U.S. District Judge Jane Triche Milazzo has said she either will accept Transocean's guilty plea and impose the agreed-upon sentence or reject it and allow the Swiss-based drilling company to withdraw from the deal. She can't order changes to terms of the settlement.
Transocean agreed last month to plead guilty to a misdemeanour charge of violating the Clean Water Act. In addition to the $400 million in criminal penalties, the company also agreed to pay $1 billion in civil penalties. A different judge will decide whether to accept that part of the settlement.
In a court filing last week, lawyers for the company and the federal government wrote that the deal represents "fair, just, and appropriate corporate punishment for Transocean's role in the largest environmental disaster in United States history."
Transocean owned the Deepwater Horizon drilling rig, which sank after an explosion killed 11 workers and triggered the spill in April 2010. BP PLC leased the rig from Transocean. BP's Macondo well spewed more than 200 million gallons after the blowout a mile under the Gulf surface off the Louisiana coast.
Much of the $1.4 billion Transocean agreed to pay will fund environmental-restoration projects and spill-prevention research and training.
BP separately agreed to pay a record $4 billion in criminal penalties and has pleaded guilty to manslaughter and other criminal charges related to the spill. The deal with BP, which U.S. District Judge Sarah Vance approved last month, doesn't resolve the federal government's civil claims against the London-based oil company.
Last week's court filing says the failure by BP rig supervisors and Transocean crew members to properly investigate abnormally high pressure readings during a crucial safety test, called a negative test, was a "proximate cause" of the blowout and spill.

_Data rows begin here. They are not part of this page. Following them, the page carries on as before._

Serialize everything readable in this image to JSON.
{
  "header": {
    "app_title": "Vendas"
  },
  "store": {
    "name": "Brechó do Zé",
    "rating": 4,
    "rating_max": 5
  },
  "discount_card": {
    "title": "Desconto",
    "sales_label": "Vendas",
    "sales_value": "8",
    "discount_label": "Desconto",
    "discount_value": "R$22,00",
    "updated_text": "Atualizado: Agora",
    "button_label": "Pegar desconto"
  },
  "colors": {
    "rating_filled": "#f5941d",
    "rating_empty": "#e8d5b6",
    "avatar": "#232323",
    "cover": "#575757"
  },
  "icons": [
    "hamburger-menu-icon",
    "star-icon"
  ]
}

But it was BP that determined whether and how the testing would be conducted, the filing adds.
"BP, through its (supervisors) stationed on the Deepwater Horizon, was responsible for supervising the negative testing, and had the ultimate responsibility to ensure all operations, including the negative test, were conducted safely and according to the industry standard of care," it says.
The $400 million in criminal penalties Transocean agreed to pay would be the second-highest criminal environmental recovery in U.S. history, trailing only BP's $4 billion payment.
The company has two years to pay the $1 billion civil penalty. Transocean previously announced it had reserved $2 billion for paying claims tied to the Deepwater Horizon disaster.
Transocean also said in a September regulatory filing that it rejected settlement offers last year from BP and a group of lawyers representing Gulf Coast residents and businesses who blame the spill for economic damage. Those claims are still pending.
The first phase of a trial scheduled to start Feb. 25 is designed to identify the causes of BP's Macondo well blowout and assign percentages of fault to the companies involved.